■ **What is expected**: Extract the listing below in full, unchanged.

■ **The data**:
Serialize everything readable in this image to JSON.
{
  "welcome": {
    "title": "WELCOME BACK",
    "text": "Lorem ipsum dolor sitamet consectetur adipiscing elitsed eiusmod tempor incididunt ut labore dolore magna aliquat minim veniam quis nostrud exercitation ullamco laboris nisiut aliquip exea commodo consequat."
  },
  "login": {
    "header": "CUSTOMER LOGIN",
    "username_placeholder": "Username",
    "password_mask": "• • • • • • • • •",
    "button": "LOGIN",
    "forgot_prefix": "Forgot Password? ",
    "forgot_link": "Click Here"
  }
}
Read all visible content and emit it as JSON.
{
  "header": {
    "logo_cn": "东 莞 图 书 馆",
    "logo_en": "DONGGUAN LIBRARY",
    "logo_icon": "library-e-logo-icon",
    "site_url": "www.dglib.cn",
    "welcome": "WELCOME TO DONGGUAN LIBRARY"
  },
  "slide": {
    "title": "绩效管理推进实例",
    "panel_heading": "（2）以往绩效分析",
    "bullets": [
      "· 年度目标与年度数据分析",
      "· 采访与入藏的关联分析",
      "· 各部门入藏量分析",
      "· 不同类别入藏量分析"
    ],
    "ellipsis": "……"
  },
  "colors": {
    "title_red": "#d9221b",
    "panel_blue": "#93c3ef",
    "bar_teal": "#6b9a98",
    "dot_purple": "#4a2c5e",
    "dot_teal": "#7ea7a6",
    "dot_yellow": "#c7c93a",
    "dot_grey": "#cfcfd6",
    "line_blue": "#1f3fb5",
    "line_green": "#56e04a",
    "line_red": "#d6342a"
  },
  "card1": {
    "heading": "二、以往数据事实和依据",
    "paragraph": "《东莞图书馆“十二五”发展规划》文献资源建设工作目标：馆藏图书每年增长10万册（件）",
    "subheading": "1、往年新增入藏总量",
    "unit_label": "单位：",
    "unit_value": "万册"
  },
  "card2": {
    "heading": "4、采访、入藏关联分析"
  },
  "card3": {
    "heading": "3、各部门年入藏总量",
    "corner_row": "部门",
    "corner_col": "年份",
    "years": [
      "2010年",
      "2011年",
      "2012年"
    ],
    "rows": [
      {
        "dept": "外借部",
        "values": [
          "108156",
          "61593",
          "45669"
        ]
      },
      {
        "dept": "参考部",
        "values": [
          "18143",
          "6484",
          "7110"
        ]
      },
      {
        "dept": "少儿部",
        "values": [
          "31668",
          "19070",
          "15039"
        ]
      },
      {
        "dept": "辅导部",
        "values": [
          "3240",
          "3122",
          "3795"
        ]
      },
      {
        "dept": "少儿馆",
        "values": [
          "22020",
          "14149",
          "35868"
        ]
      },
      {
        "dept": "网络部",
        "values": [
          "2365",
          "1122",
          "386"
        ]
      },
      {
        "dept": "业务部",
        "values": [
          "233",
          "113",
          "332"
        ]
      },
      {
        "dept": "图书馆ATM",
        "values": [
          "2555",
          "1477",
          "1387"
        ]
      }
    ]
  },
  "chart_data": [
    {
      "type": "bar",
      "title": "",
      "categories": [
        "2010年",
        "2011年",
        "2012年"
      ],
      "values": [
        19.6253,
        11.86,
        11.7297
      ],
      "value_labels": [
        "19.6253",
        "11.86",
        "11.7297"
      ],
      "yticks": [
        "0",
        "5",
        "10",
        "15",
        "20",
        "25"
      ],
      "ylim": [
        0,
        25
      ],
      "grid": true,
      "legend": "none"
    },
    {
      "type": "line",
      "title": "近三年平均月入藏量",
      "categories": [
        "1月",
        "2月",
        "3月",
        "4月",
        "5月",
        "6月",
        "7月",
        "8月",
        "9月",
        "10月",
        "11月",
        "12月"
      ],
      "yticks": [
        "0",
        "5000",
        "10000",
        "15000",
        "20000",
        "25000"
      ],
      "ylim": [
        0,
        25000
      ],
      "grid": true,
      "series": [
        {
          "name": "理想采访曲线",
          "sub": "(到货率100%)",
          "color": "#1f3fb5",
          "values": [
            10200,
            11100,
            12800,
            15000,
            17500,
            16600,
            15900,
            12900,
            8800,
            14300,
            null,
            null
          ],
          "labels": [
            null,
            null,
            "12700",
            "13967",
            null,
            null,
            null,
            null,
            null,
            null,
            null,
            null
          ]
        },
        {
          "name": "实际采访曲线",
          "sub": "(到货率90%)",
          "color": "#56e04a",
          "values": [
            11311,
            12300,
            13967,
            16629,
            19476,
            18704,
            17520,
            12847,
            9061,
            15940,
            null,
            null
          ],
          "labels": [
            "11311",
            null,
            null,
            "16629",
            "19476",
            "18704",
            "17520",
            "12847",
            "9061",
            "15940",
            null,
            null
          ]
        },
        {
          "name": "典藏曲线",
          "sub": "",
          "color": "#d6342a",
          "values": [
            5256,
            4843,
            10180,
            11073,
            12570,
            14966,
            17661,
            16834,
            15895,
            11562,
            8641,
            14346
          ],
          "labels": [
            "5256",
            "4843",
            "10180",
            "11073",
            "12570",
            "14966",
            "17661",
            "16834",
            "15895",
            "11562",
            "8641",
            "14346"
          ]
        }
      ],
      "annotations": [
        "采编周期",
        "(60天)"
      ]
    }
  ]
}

■ **Result**:
Serialize everything readable in this image to JSON.
{
  "welcome": {
    "title": "WELCOME BACK",
    "text": "Lorem ipsum dolor sitamet consectetur adipiscing elitsed eiusmod tempor incididunt ut labore dolore magna aliquat minim veniam quis nostrud exercitation ullamco laboris nisiut aliquip exea commodo consequat."
  },
  "login": {
    "header": "CUSTOMER LOGIN",
    "username_placeholder": "Username",
    "password_mask": "• • • • • • • • •",
    "button": "LOGIN",
    "forgot_prefix": "Forgot Password? ",
    "forgot_link": "Click Here"
  }
}
Read all visible content and emit it as JSON.
{
  "header": {
    "logo_cn": "东 莞 图 书 馆",
    "logo_en": "DONGGUAN LIBRARY",
    "logo_icon": "library-e-logo-icon",
    "site_url": "www.dglib.cn",
    "welcome": "WELCOME TO DONGGUAN LIBRARY"
  },
  "slide": {
    "title": "绩效管理推进实例",
    "panel_heading": "（2）以往绩效分析",
    "bullets": [
      "· 年度目标与年度数据分析",
      "· 采访与入藏的关联分析",
      "· 各部门入藏量分析",
      "· 不同类别入藏量分析"
    ],
    "ellipsis": "……"
  },
  "colors": {
    "title_red": "#d9221b",
    "panel_blue": "#93c3ef",
    "bar_teal": "#6b9a98",
    "dot_purple": "#4a2c5e",
    "dot_teal": "#7ea7a6",
    "dot_yellow": "#c7c93a",
    "dot_grey": "#cfcfd6",
    "line_blue": "#1f3fb5",
    "line_green": "#56e04a",
    "line_red": "#d6342a"
  },
  "card1": {
    "heading": "二、以往数据事实和依据",
    "paragraph": "《东莞图书馆“十二五”发展规划》文献资源建设工作目标：馆藏图书每年增长10万册（件）",
    "subheading": "1、往年新增入藏总量",
    "unit_label": "单位：",
    "unit_value": "万册"
  },
  "card2": {
    "heading": "4、采访、入藏关联分析"
  },
  "card3": {
    "heading": "3、各部门年入藏总量",
    "corner_row": "部门",
    "corner_col": "年份",
    "years": [
      "2010年",
      "2011年",
      "2012年"
    ],
    "rows": [
      {
        "dept": "外借部",
        "values": [
          "108156",
          "61593",
          "45669"
        ]
      },
      {
        "dept": "参考部",
        "values": [
          "18143",
          "6484",
          "7110"
        ]
      },
      {
        "dept": "少儿部",
        "values": [
          "31668",
          "19070",
          "15039"
        ]
      },
      {
        "dept": "辅导部",
        "values": [
          "3240",
          "3122",
          "3795"
        ]
      },
      {
        "dept": "少儿馆",
        "values": [
          "22020",
          "14149",
          "35868"
        ]
      },
      {
        "dept": "网络部",
        "values": [
          "2365",
          "1122",
          "386"
        ]
      },
      {
        "dept": "业务部",
        "values": [
          "233",
          "113",
          "332"
        ]
      },
      {
        "dept": "图书馆ATM",
        "values": [
          "2555",
          "1477",
          "1387"
        ]
      }
    ]
  },
  "chart_data": [
    {
      "type": "bar",
      "title": "",
      "categories": [
        "2010年",
        "2011年",
        "2012年"
      ],
      "values": [
        19.6253,
        11.86,
        11.7297
      ],
      "value_labels": [
        "19.6253",
        "11.86",
        "11.7297"
      ],
      "yticks": [
        "0",
        "5",
        "10",
        "15",
        "20",
        "25"
      ],
      "ylim": [
        0,
        25
      ],
      "grid": true,
      "legend": "none"
    },
    {
      "type": "line",
      "title": "近三年平均月入藏量",
      "categories": [
        "1月",
        "2月",
        "3月",
        "4月",
        "5月",
        "6月",
        "7月",
        "8月",
        "9月",
        "10月",
        "11月",
        "12月"
      ],
      "yticks": [
        "0",
        "5000",
        "10000",
        "15000",
        "20000",
        "25000"
      ],
      "ylim": [
        0,
        25000
      ],
      "grid": true,
      "series": [
        {
          "name": "理想采访曲线",
          "sub": "(到货率100%)",
          "color": "#1f3fb5",
          "values": [
            10200,
            11100,
            12800,
            15000,
            17500,
            16600,
            15900,
            12900,
            8800,
            14300,
            null,
            null
          ],
          "labels": [
            null,
            null,
            "12700",
            "13967",
            null,
            null,
            null,
            null,
            null,
            null,
            null,
            null
          ]
        },
        {
          "name": "实际采访曲线",
          "sub": "(到货率90%)",
          "color": "#56e04a",
          "values": [
            11311,
            12300,
            13967,
            16629,
            19476,
            18704,
            17520,
            12847,
            9061,
            15940,
            null,
            null
          ],
          "labels": [
            "11311",
            null,
            null,
            "16629",
            "19476",
            "18704",
            "17520",
            "12847",
            "9061",
            "15940",
            null,
            null
          ]
        },
        {
          "name": "典藏曲线",
          "sub": "",
          "color": "#d6342a",
          "values": [
            5256,
            4843,
            10180,
            11073,
            12570,
            14966,
            17661,
            16834,
            15895,
            11562,
            8641,
            14346
          ],
          "labels": [
            "5256",
            "4843",
            "10180",
            "11073",
            "12570",
            "14966",
            "17661",
            "16834",
            "15895",
            "11562",
            "8641",
            "14346"
          ]
        }
      ],
      "annotations": [
        "采编周期",
        "(60天)"
      ]
    }
  ]
}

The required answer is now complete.